Happy to announce that PyIceberg 0.5.0 has been released, and is packed with many new features! PyIceberg is a Python implementation for reading Iceberg tables into your favorite engine.
This new release is a major step in the maturity of PyIceberg. You can now expect a major speedup of queries, ease of use improvements, and new features. This release includes:
- Support serverless environments (including AWS Lambda)
- Support for schema evolution
- PyArrow HDFS support through PyArrow
- Many fixes around Avro performance
- Moving the reading of Avro to Cython (10x speed improvement(!))
- Support for the SQLCatalog (JDBC in Java)
- Add gzip metadata support
- Fix support for UUID columns
- Bump Pydantic to v2 (improved performance of the JSON (de)serialization)
- Remove the upper bound of PyParsing dependency (blocking a PR in Airflow)
- A lot of bugfixes!
Let’s dive into some details for some of them!
Support for serverless environments
Big shout out to Josh Wiley for working on this!
PyIceberg is an excellent candidate to run in an AWS lambda, to set properties or query a table.
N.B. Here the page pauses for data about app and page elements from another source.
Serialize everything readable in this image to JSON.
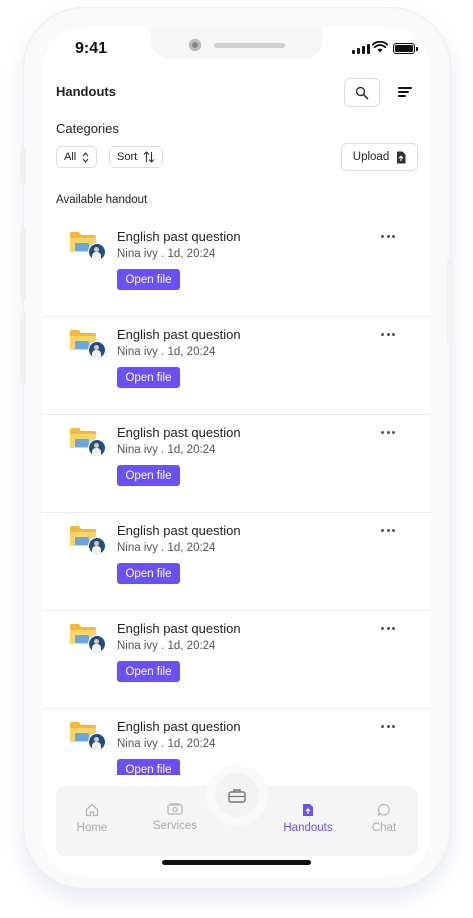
{
  "status_bar": {
    "time": "9:41"
  },
  "header": {
    "title": "Handouts",
    "search_icon": "search-icon",
    "menu_icon": "menu-lines-icon"
  },
  "filters": {
    "categories_label": "Categories",
    "all_label": "All",
    "sort_label": "Sort",
    "upload_label": "Upload"
  },
  "section_title": "Available handout",
  "handouts": [
    {
      "title": "English past question",
      "meta": "Nina ivy . 1d, 20:24",
      "action": "Open file"
    },
    {
      "title": "English past question",
      "meta": "Nina ivy . 1d, 20:24",
      "action": "Open file"
    },
    {
      "title": "English past question",
      "meta": "Nina ivy . 1d, 20:24",
      "action": "Open file"
    },
    {
      "title": "English past question",
      "meta": "Nina ivy . 1d, 20:24",
      "action": "Open file"
    },
    {
      "title": "English past question",
      "meta": "Nina ivy . 1d, 20:24",
      "action": "Open file"
    },
    {
      "title": "English past question",
      "meta": "Nina ivy . 1d, 20:24",
      "action": "Open file"
    }
  ],
  "bottom_nav": {
    "items": [
      {
        "label": "Home",
        "icon": "home-icon",
        "active": false
      },
      {
        "label": "Services",
        "icon": "money-icon",
        "active": false
      },
      {
        "label": "Handouts",
        "icon": "handout-icon",
        "active": true
      },
      {
        "label": "Chat",
        "icon": "chat-bubble-icon",
        "active": false
      }
    ],
    "center_icon": "briefcase-icon"
  },
  "colors": {
    "accent": "#6b4ff7",
    "text": "#222222",
    "muted": "#aaaaaa"
  }
}
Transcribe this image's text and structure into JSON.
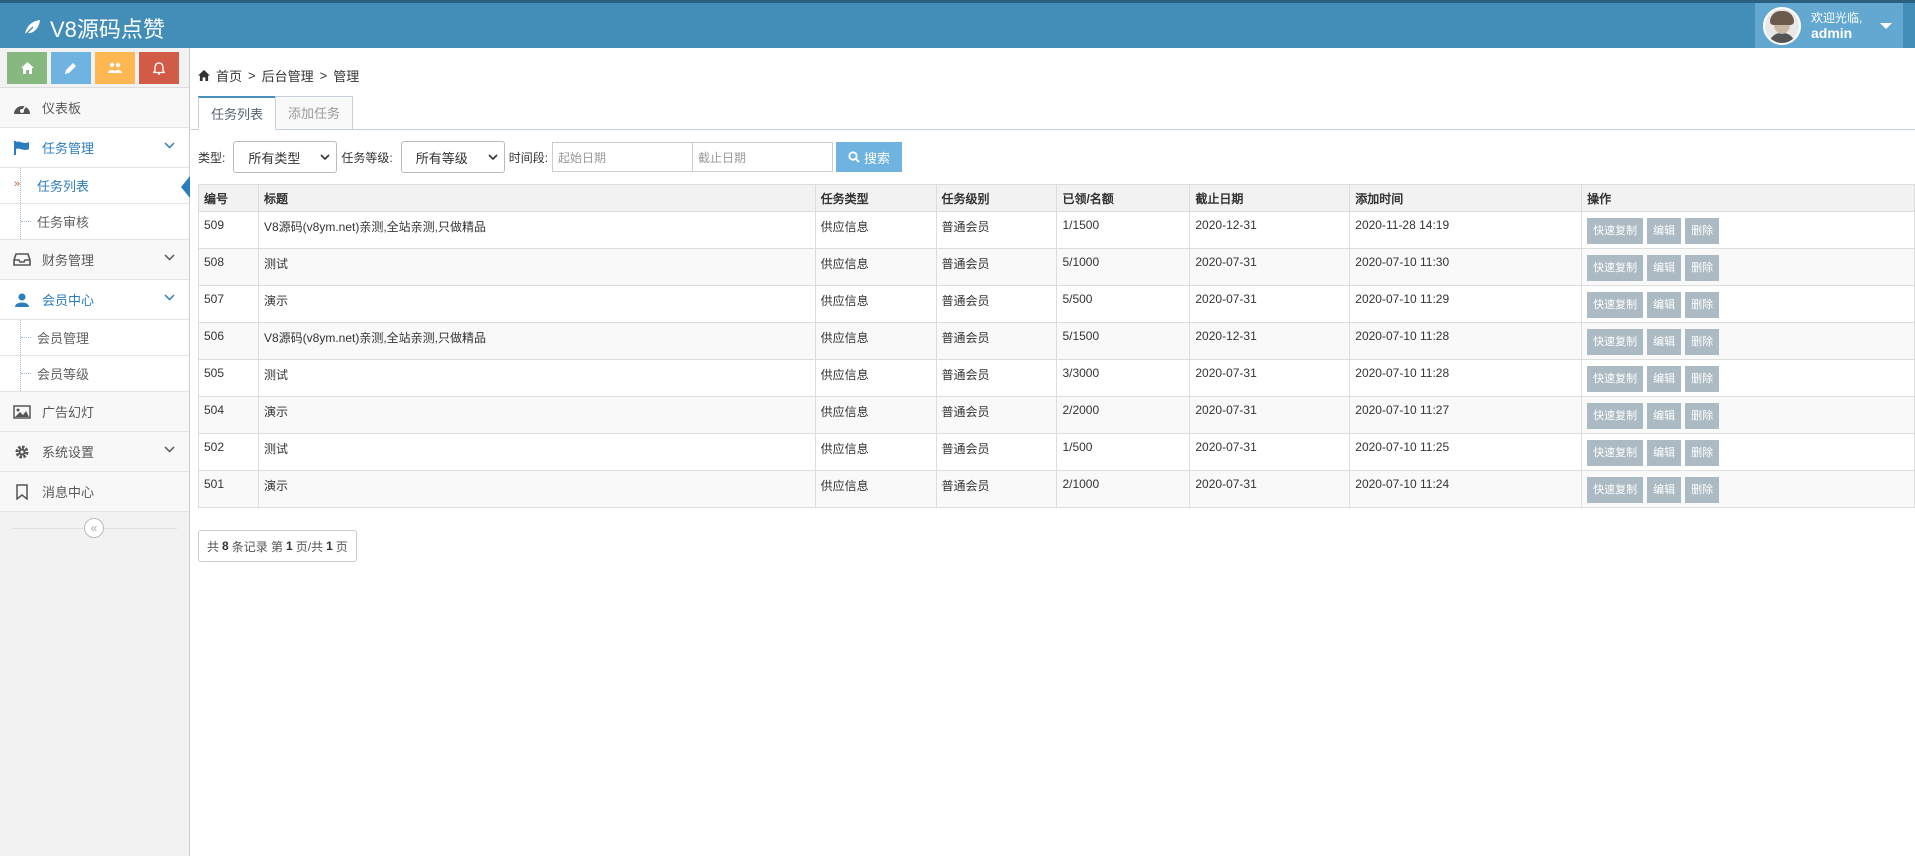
{
  "header": {
    "brand": "V8源码点赞",
    "welcome": "欢迎光临,",
    "username": "admin"
  },
  "shortcuts": [
    "home-icon",
    "pencil-icon",
    "group-icon",
    "bell-icon"
  ],
  "sidebar": {
    "dashboard": "仪表板",
    "task_mgmt": "任务管理",
    "task_list": "任务列表",
    "task_review": "任务审核",
    "finance": "财务管理",
    "member_center": "会员中心",
    "member_mgmt": "会员管理",
    "member_level": "会员等级",
    "ads": "广告幻灯",
    "settings": "系统设置",
    "messages": "消息中心"
  },
  "breadcrumb": {
    "home": "首页",
    "parent": "后台管理",
    "current": "管理"
  },
  "tabs": {
    "list": "任务列表",
    "add": "添加任务"
  },
  "filter": {
    "type_label": "类型:",
    "type_value": "所有类型",
    "level_label": "任务等级:",
    "level_value": "所有等级",
    "period_label": "时间段:",
    "start_placeholder": "起始日期",
    "end_placeholder": "截止日期",
    "search_label": "搜索"
  },
  "table": {
    "headers": [
      "编号",
      "标题",
      "任务类型",
      "任务级别",
      "已领/名额",
      "截止日期",
      "添加时间",
      "操作"
    ],
    "op_labels": {
      "copy": "快速复制",
      "edit": "编辑",
      "delete": "删除"
    },
    "rows": [
      [
        "509",
        "V8源码(v8ym.net)亲测,全站亲测,只做精品",
        "供应信息",
        "普通会员",
        "1/1500",
        "2020-12-31",
        "2020-11-28 14:19"
      ],
      [
        "508",
        "测试",
        "供应信息",
        "普通会员",
        "5/1000",
        "2020-07-31",
        "2020-07-10 11:30"
      ],
      [
        "507",
        "演示",
        "供应信息",
        "普通会员",
        "5/500",
        "2020-07-31",
        "2020-07-10 11:29"
      ],
      [
        "506",
        "V8源码(v8ym.net)亲测,全站亲测,只做精品",
        "供应信息",
        "普通会员",
        "5/1500",
        "2020-12-31",
        "2020-07-10 11:28"
      ],
      [
        "505",
        "测试",
        "供应信息",
        "普通会员",
        "3/3000",
        "2020-07-31",
        "2020-07-10 11:28"
      ],
      [
        "504",
        "演示",
        "供应信息",
        "普通会员",
        "2/2000",
        "2020-07-31",
        "2020-07-10 11:27"
      ],
      [
        "502",
        "测试",
        "供应信息",
        "普通会员",
        "1/500",
        "2020-07-31",
        "2020-07-10 11:25"
      ],
      [
        "501",
        "演示",
        "供应信息",
        "普通会员",
        "2/1000",
        "2020-07-31",
        "2020-07-10 11:24"
      ]
    ]
  },
  "pager": {
    "prefix": "共",
    "total": "8",
    "mid": "条记录 第",
    "page": "1",
    "sep": "页/共",
    "pages": "1",
    "suffix": "页"
  }
}
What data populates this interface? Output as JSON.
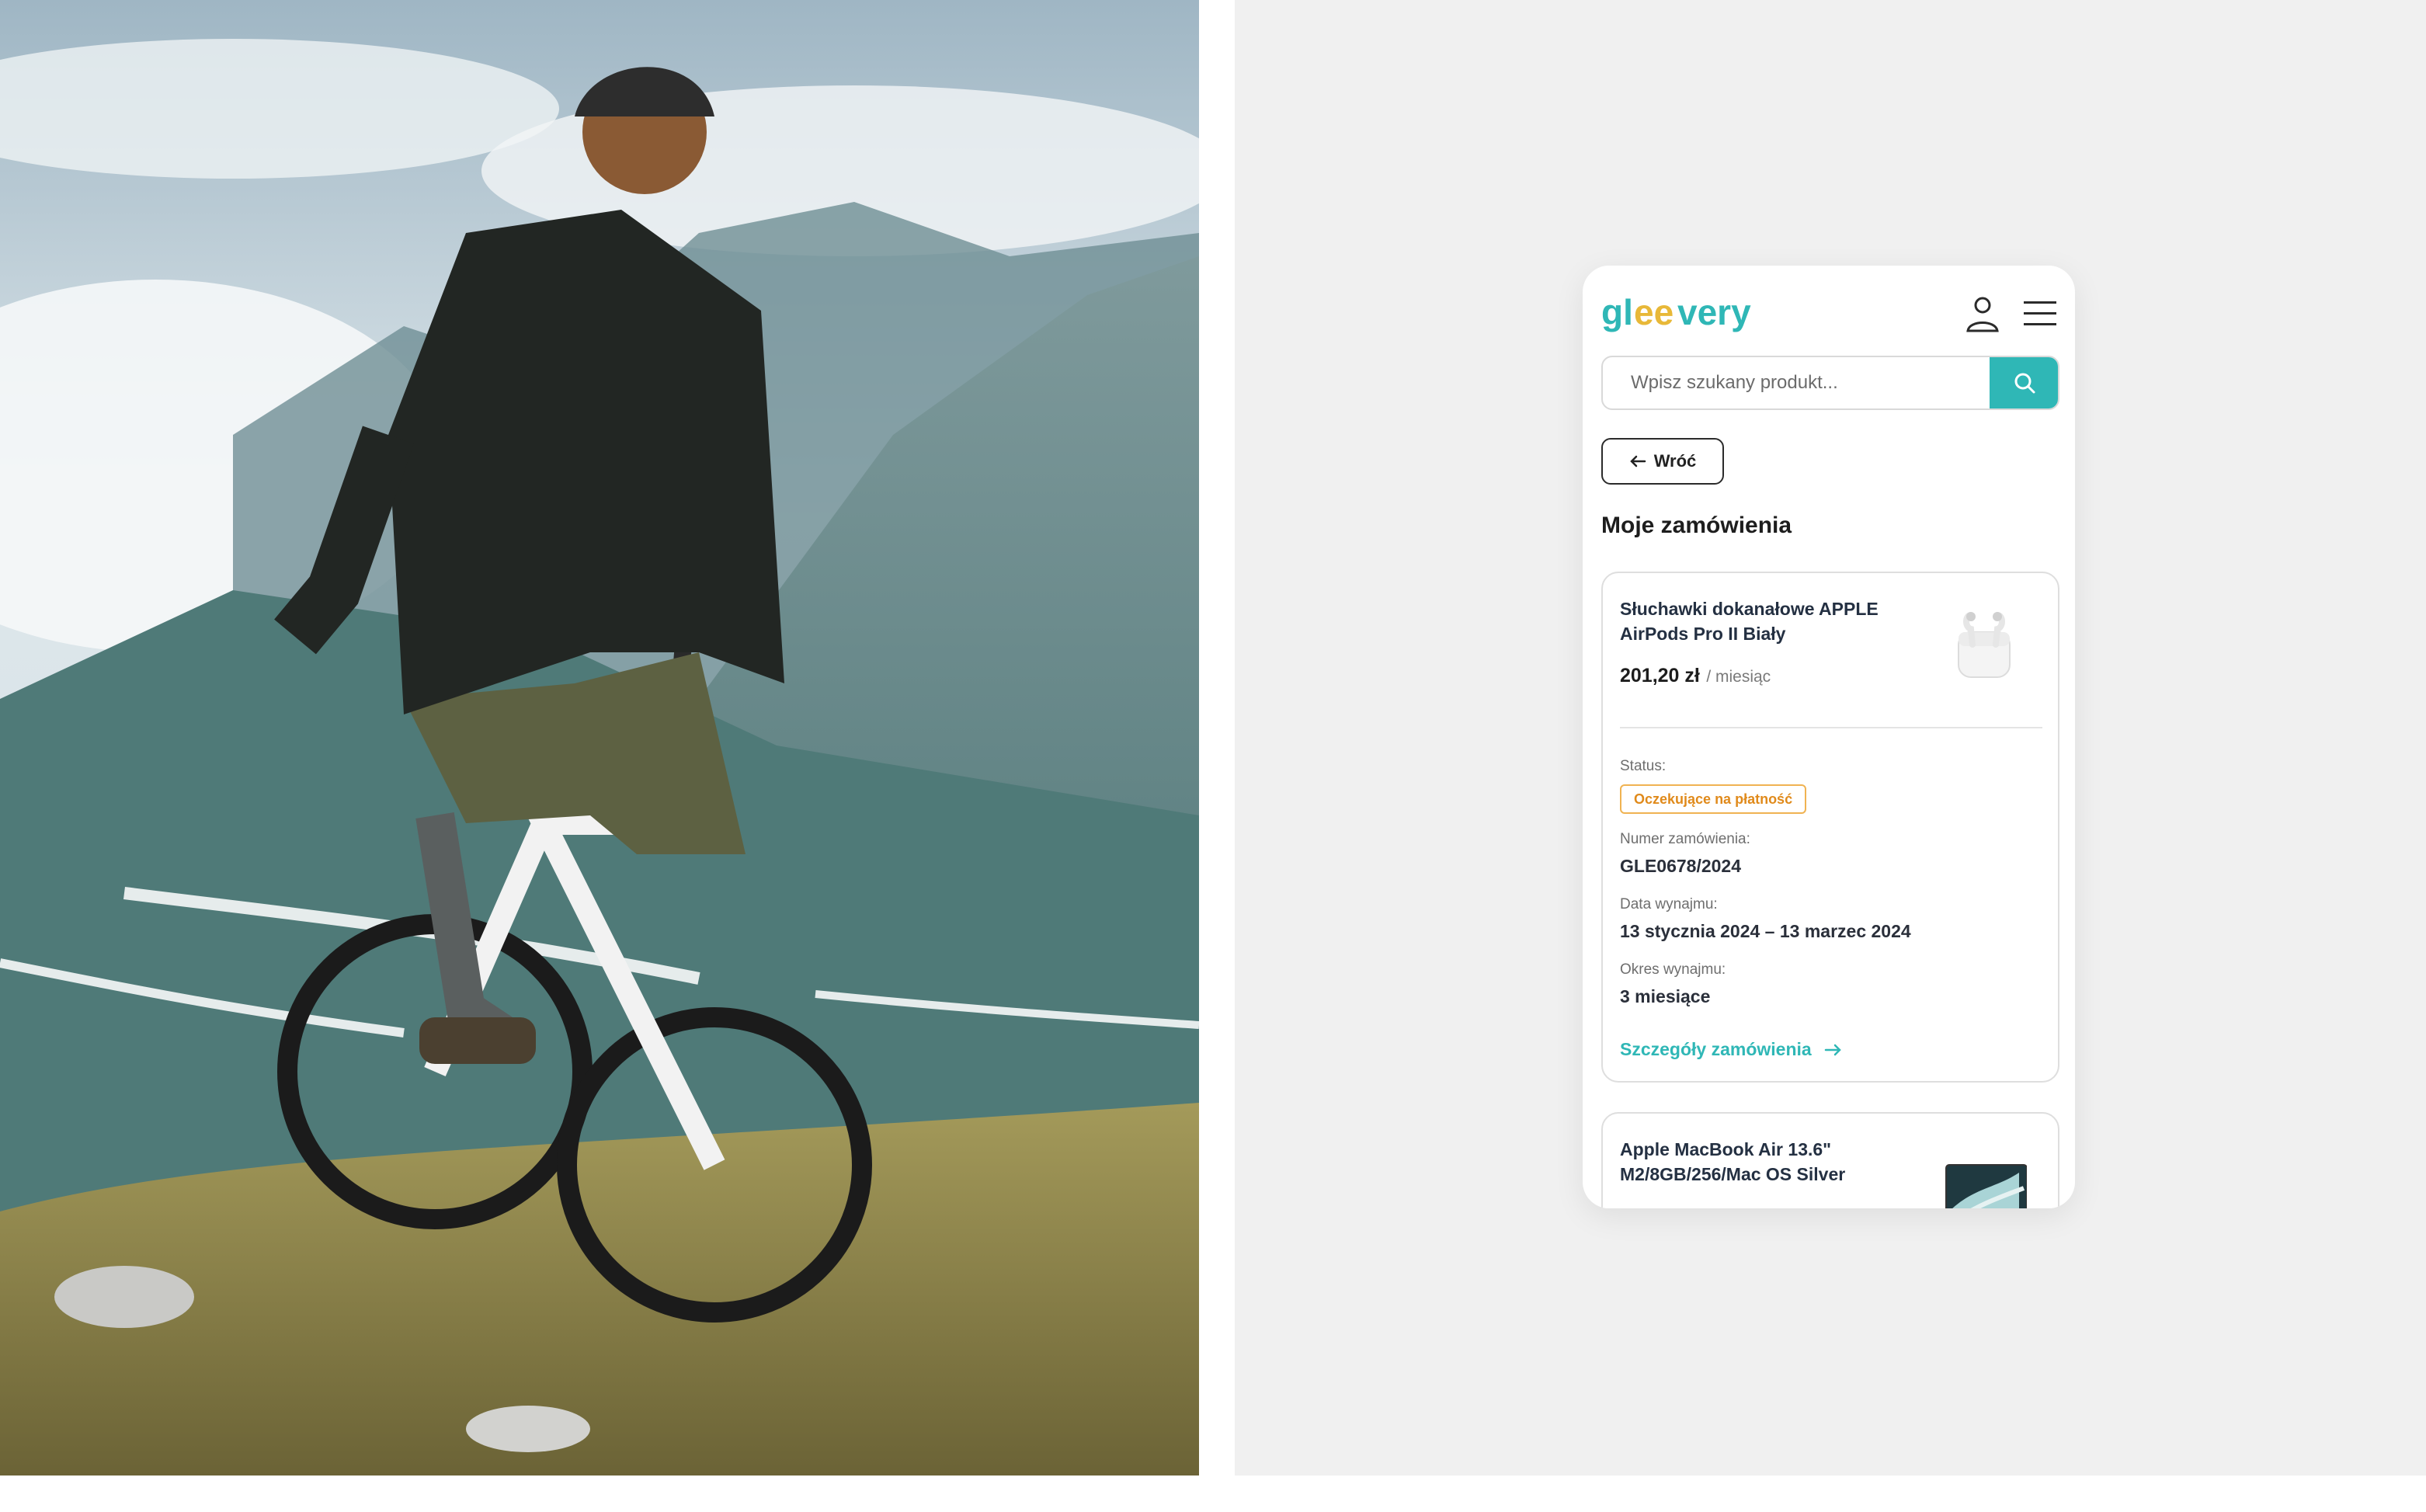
{
  "photo": {
    "description_icon": "mountain-cyclist-photo"
  },
  "header": {
    "logo_text": "gleevery",
    "user_icon": "user-icon",
    "menu_icon": "hamburger-menu-icon"
  },
  "search": {
    "placeholder": "Wpisz szukany produkt...",
    "button_icon": "search-icon"
  },
  "back_button": {
    "label": "Wróć",
    "icon": "arrow-left-icon"
  },
  "page": {
    "title": "Moje zamówienia"
  },
  "orders": [
    {
      "product": "Słuchawki dokanałowe APPLE AirPods Pro II Biały",
      "price": "201,20 zł",
      "period_suffix": "/ miesiąc",
      "status_label": "Status:",
      "status": "Oczekujące na płatność",
      "order_no_label": "Numer zamówienia:",
      "order_no": "GLE0678/2024",
      "rent_date_label": "Data wynajmu:",
      "rent_date": "13 stycznia 2024 – 13 marzec 2024",
      "rent_period_label": "Okres wynajmu:",
      "rent_period": "3 miesiące",
      "details_link": "Szczegóły zamówienia"
    },
    {
      "product": "Apple MacBook Air 13.6\" M2/8GB/256/Mac OS Silver"
    }
  ],
  "colors": {
    "accent": "#2fb7b6",
    "logo_yellow": "#e8b838",
    "status_orange": "#e08a1b",
    "panel_bg": "#f0f0f0"
  }
}
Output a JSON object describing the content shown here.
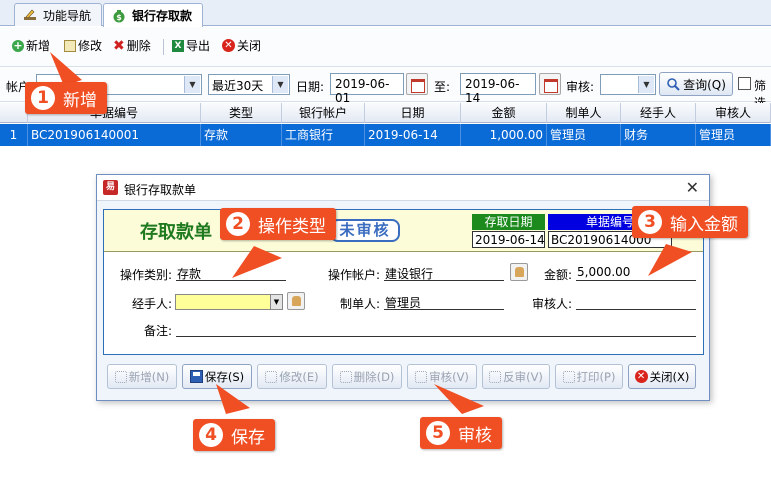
{
  "tabs": [
    {
      "label": "功能导航",
      "icon": "pencil-icon"
    },
    {
      "label": "银行存取款",
      "icon": "money-bag-icon"
    }
  ],
  "toolbar": {
    "add": "新增",
    "edit": "修改",
    "delete": "删除",
    "export": "导出",
    "close": "关闭"
  },
  "filters": {
    "account_label": "帐户",
    "account_value": "",
    "period_value": "最近30天",
    "date_label": "日期:",
    "date_from": "2019-06-01",
    "to_label": "至:",
    "date_to": "2019-06-14",
    "audit_label": "审核:",
    "audit_value": "",
    "query_label": "查询(Q)",
    "filter_label": "筛选"
  },
  "grid": {
    "columns": [
      "",
      "单据编号",
      "类型",
      "银行帐户",
      "日期",
      "金额",
      "制单人",
      "经手人",
      "审核人"
    ],
    "rows": [
      {
        "no": "1",
        "bill_no": "BC201906140001",
        "type": "存款",
        "account": "工商银行",
        "date": "2019-06-14",
        "amount": "1,000.00",
        "maker": "管理员",
        "handler": "财务",
        "auditor": "管理员"
      }
    ]
  },
  "dialog": {
    "title": "银行存取款单",
    "close_glyph": "✕",
    "form_title": "存取款单",
    "status": "未审核",
    "date_header": "存取日期",
    "date_value": "2019-06-14",
    "billno_header": "单据编号",
    "billno_value": "BC20190614000",
    "op_type_label": "操作类别:",
    "op_type_value": "存款",
    "op_account_label": "操作帐户:",
    "op_account_value": "建设银行",
    "amount_label": "金额:",
    "amount_value": "5,000.00",
    "handler_label": "经手人:",
    "handler_value": "",
    "maker_label": "制单人:",
    "maker_value": "管理员",
    "auditor_label": "审核人:",
    "auditor_value": "",
    "remark_label": "备注:",
    "remark_value": "",
    "buttons": {
      "add": "新增(N)",
      "save": "保存(S)",
      "edit": "修改(E)",
      "delete": "删除(D)",
      "audit": "审核(V)",
      "unaudit": "反审(V)",
      "print": "打印(P)",
      "close": "关闭(X)"
    }
  },
  "callouts": [
    {
      "num": "1",
      "text": "新增"
    },
    {
      "num": "2",
      "text": "操作类型"
    },
    {
      "num": "3",
      "text": "输入金额"
    },
    {
      "num": "4",
      "text": "保存"
    },
    {
      "num": "5",
      "text": "审核"
    }
  ],
  "colors": {
    "callout": "#f04e23",
    "selected_row": "#0a6ad6",
    "form_title": "#1f7a1f",
    "status_blue": "#3a6cc0",
    "date_header_bg": "#1d8a1d",
    "billno_header_bg": "#0000e0"
  }
}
The technical reason is that Python’s
multiprocessing module relies on OS-level APIs that are not available within a Lambda (due to security constraints). Moving to
concurrent.futures fixed this.
Support for schema evolution
Big thanks to Liwei Li for working on this!
PyIceberg is an excellent candidate to script your schema evolution. Many companies embed the principles of data contract in their organization. One of them is making sure that you don’t make changes to the table schema that break downstream consumers of the data. In Iceberg a schema change is an explicit operation to the table, and can now also be done using PyIceberg:
# Adding a column with table.update_schema() as update: update.add_column("some_field", IntegerType(), "doc") # Renaming with table.update_schema() as update: update.rename("retries", "num_retries") # This will rename `confirmed_by` to `exchange` update.rename("properties.confirmed_by", "exchange") # Move a column with table.update_schema() as update: update.move_first("symbol") update.move_after("bid", "ask") # This will move `confirmed_by` before `exchange` update.move_before("details.created_by", "details.exchange") # Updating a type with table.update_schema() as update: # Promote a float to a double update.update_column("bid", field_type=DoubleType()) # Make a field optional update.update_column("symbol", required=False) # Update the documentation update.update_column("symbol", doc="Name of the share on the exchange") # Deleting a column, which might cause issues down the line with table.update_schema(allow_incompatible_changes=True) as update: update.delete_column("some_field")
For the full API, please refer to the docs.
Big shout out to Luigi Cerone for working on this!
If you’re on HDFS, you can now also read in data. Check the docs for how to configure this.
Big shout out to Rusty Conover for working on this!
There has been a great push on performance with the last release. Mostly due to moving the binary decoder from Python to C. With the Avro reading itself, we observed a 20x speedup! If your table has many manifest entries this will improve performance quite a bit.
Since we now ship native code, PyIceberg is also available in Python wheels, so you don’t have to compile the code locally.
Support for the SQLCatalog
Big shout out to Eric for working on this!
This is the equivalent of Java’s JDBC catalog. This catalog connects to a database (Postgres for now) for storing the namespaces and tables. Check out the docs if you want to learn more.
Support for the UUID column
Big shout out to Jonas Jiang for working on this!
In PyIceberg the UUID type was not properly implemented, and this has been fixed in the 0.5.0 release. Including tests to make sure that it won’t break again.
It is always important to keep the dependencies up to date for security reasons and to make sure that the latest versions of Python are supported. Dependencies in Python is always a sensitive subject since if you integrate with other projects the dependencies need to be in line. Jarek Potiuk, Airflow committer, and PMC has an excellent talk on this. For Python, there are two big changes:
- Pydantic 2.0: We took the leap to Pydantic 2.0, because we wanted to integrate with Polars, and this project is already on version 2 already. Unfortunately, other projects that use PyIceberg such as Datahub are not yet on version 2. There are a lot of breaking changes, so upgrading can be non-trivial. The new version of Pydantic also comes with a major speed improvement, and we’ve seen a 33% increase in speed when parsing JSON.
- pyparsing: For the 0.4.0 release we’ve noticed a bug when upgrading to PyParsing 3.1.0, so we pinned the version. This is against the recommendations in the above-mentioned talk and bit us when integrating with Airflow. 0.5.0 removes this pin and allows us to upgrade the version in Airflow.
Give PyIceberg a try!
The list on this page is just the highlighted features, there are many more bugfixes and small improvements. It’s available now on pip. For details, please check the docs site. Make sure to give it a try! If you run into anything, feel free to reach out in the
#python channel on the Iceberg Slack.